• What you have to do
Each line with the word "bluetooth" must appear in the answer, copied from the records.
======== Data for this exercise
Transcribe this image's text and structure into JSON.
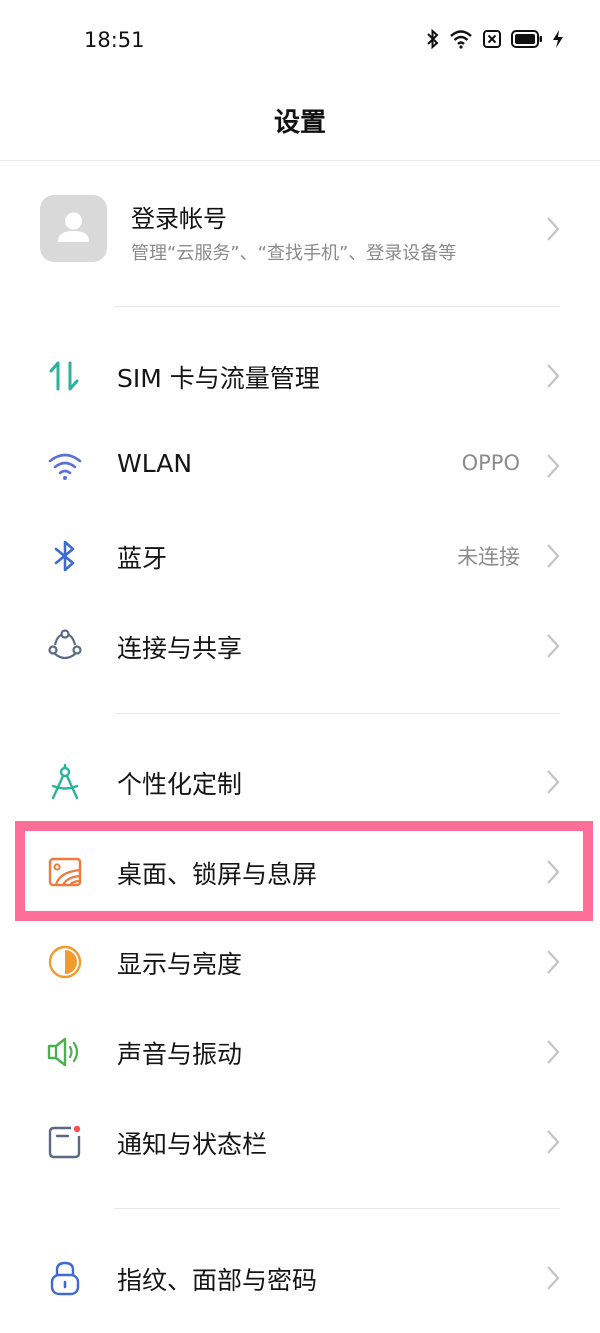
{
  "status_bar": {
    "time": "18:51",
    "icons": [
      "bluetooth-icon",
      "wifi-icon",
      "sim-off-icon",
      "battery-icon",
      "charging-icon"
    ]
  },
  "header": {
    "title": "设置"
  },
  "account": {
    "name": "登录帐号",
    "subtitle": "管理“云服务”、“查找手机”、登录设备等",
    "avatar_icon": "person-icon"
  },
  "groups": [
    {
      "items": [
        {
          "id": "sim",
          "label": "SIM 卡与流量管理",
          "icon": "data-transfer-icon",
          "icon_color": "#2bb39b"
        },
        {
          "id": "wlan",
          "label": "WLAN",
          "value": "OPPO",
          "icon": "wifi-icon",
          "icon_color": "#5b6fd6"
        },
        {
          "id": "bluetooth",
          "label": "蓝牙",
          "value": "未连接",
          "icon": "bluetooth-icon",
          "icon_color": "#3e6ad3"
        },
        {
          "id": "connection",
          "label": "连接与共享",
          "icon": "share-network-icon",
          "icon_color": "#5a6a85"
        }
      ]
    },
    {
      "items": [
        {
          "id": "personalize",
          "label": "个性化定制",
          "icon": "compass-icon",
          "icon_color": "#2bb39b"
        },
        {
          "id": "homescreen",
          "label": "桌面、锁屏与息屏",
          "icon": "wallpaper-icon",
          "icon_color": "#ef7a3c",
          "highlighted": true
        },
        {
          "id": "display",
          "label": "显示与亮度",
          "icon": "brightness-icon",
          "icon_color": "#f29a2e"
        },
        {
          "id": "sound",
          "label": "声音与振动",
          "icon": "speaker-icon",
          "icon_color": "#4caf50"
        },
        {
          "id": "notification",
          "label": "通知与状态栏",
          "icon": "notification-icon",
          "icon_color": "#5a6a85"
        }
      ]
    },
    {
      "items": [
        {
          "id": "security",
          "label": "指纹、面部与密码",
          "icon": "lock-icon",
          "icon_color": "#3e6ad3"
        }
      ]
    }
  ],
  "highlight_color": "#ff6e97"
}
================
• Response box
      "bluetooth-icon",
          "id": "bluetooth",
          "icon": "bluetooth-icon",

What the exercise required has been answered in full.